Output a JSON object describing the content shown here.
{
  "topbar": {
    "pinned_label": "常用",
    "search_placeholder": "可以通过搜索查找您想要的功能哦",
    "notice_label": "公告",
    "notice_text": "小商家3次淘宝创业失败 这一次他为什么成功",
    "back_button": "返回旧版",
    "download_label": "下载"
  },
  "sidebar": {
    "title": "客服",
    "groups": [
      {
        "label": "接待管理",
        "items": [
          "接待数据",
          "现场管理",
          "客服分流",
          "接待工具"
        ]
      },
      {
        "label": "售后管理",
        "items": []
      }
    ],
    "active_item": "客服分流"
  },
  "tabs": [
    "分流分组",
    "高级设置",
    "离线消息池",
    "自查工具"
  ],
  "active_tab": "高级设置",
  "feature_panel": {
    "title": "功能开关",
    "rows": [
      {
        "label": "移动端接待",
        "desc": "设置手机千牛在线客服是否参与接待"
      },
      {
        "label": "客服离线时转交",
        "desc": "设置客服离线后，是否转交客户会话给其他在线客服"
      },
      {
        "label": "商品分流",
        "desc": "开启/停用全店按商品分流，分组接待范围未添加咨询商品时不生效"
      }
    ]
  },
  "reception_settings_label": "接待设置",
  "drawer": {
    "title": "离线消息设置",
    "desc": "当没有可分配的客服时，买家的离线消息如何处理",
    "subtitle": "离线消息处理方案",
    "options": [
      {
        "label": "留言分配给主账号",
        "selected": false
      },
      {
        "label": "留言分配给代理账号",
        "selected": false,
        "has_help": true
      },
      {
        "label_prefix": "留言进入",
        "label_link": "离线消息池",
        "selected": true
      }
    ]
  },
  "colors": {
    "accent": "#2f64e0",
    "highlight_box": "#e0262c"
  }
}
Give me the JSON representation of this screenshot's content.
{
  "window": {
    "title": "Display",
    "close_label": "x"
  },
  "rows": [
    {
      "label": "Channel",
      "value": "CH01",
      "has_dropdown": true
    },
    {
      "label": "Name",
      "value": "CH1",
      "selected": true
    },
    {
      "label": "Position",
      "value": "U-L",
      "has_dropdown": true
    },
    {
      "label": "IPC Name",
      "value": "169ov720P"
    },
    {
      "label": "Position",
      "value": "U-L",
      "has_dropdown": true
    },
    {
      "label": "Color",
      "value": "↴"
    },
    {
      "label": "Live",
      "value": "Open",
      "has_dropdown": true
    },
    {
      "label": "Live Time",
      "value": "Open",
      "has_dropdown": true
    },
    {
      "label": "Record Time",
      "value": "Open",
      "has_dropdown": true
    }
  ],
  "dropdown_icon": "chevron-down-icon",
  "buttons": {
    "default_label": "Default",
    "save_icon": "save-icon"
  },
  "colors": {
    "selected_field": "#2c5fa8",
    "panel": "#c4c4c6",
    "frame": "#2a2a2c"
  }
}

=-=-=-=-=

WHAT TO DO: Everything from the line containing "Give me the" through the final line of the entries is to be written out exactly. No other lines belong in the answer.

SOLVED PROBLEM:
Give me the JSON representation of this screenshot's content.
{
  "window": {
    "title": "Display",
    "close_label": "x"
  },
  "rows": [
    {
      "label": "Channel",
      "value": "CH01",
      "has_dropdown": true
    },
    {
      "label": "Name",
      "value": "CH1",
      "selected": true
    },
    {
      "label": "Position",
      "value": "U-L",
      "has_dropdown": true
    },
    {
      "label": "IPC Name",
      "value": "169ov720P"
    },
    {
      "label": "Position",
      "value": "U-L",
      "has_dropdown": true
    },
    {
      "label": "Color",
      "value": "↴"
    },
    {
      "label": "Live",
      "value": "Open",
      "has_dropdown": true
    },
    {
      "label": "Live Time",
      "value": "Open",
      "has_dropdown": true
    },
    {
      "label": "Record Time",
      "value": "Open",
      "has_dropdown": true
    }
  ],
  "dropdown_icon": "chevron-down-icon",
  "buttons": {
    "default_label": "Default",
    "save_icon": "save-icon"
  },
  "colors": {
    "selected_field": "#2c5fa8",
    "panel": "#c4c4c6",
    "frame": "#2a2a2c"
  }
}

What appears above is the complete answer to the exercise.